> Problem to work on
A complete, exact copy of the records below is the required result.

> Provided data

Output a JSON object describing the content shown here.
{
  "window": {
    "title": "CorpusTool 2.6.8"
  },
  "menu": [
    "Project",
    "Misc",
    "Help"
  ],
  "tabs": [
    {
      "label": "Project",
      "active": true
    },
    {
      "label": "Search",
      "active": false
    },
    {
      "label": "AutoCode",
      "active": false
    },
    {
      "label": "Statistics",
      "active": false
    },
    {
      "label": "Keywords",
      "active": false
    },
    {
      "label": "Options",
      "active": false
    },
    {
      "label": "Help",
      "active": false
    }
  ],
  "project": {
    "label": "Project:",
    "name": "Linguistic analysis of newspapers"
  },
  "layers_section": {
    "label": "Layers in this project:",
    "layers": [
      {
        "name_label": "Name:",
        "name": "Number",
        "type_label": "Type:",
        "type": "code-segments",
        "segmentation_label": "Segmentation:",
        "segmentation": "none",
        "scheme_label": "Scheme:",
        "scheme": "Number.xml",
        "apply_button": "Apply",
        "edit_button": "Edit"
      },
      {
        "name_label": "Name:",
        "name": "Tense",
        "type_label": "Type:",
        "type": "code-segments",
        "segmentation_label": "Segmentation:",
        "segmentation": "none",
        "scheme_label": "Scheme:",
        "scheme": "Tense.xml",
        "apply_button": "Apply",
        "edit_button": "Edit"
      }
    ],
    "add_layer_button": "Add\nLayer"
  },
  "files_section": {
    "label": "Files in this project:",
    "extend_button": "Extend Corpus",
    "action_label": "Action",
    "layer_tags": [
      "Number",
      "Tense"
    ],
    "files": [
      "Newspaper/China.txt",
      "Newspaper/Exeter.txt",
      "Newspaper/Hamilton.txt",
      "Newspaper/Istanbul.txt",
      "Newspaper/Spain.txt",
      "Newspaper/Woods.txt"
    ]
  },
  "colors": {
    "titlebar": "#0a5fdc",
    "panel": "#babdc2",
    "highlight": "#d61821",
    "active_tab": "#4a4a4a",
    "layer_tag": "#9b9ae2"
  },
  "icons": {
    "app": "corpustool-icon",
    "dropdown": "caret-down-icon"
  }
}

> Task response
Output a JSON object describing the content shown here.
{
  "window": {
    "title": "CorpusTool 2.6.8"
  },
  "menu": [
    "Project",
    "Misc",
    "Help"
  ],
  "tabs": [
    {
      "label": "Project",
      "active": true
    },
    {
      "label": "Search",
      "active": false
    },
    {
      "label": "AutoCode",
      "active": false
    },
    {
      "label": "Statistics",
      "active": false
    },
    {
      "label": "Keywords",
      "active": false
    },
    {
      "label": "Options",
      "active": false
    },
    {
      "label": "Help",
      "active": false
    }
  ],
  "project": {
    "label": "Project:",
    "name": "Linguistic analysis of newspapers"
  },
  "layers_section": {
    "label": "Layers in this project:",
    "layers": [
      {
        "name_label": "Name:",
        "name": "Number",
        "type_label": "Type:",
        "type": "code-segments",
        "segmentation_label": "Segmentation:",
        "segmentation": "none",
        "scheme_label": "Scheme:",
        "scheme": "Number.xml",
        "apply_button": "Apply",
        "edit_button": "Edit"
      },
      {
        "name_label": "Name:",
        "name": "Tense",
        "type_label": "Type:",
        "type": "code-segments",
        "segmentation_label": "Segmentation:",
        "segmentation": "none",
        "scheme_label": "Scheme:",
        "scheme": "Tense.xml",
        "apply_button": "Apply",
        "edit_button": "Edit"
      }
    ],
    "add_layer_button": "Add\nLayer"
  },
  "files_section": {
    "label": "Files in this project:",
    "extend_button": "Extend Corpus",
    "action_label": "Action",
    "layer_tags": [
      "Number",
      "Tense"
    ],
    "files": [
      "Newspaper/China.txt",
      "Newspaper/Exeter.txt",
      "Newspaper/Hamilton.txt",
      "Newspaper/Istanbul.txt",
      "Newspaper/Spain.txt",
      "Newspaper/Woods.txt"
    ]
  },
  "colors": {
    "titlebar": "#0a5fdc",
    "panel": "#babdc2",
    "highlight": "#d61821",
    "active_tab": "#4a4a4a",
    "layer_tag": "#9b9ae2"
  },
  "icons": {
    "app": "corpustool-icon",
    "dropdown": "caret-down-icon"
  }
}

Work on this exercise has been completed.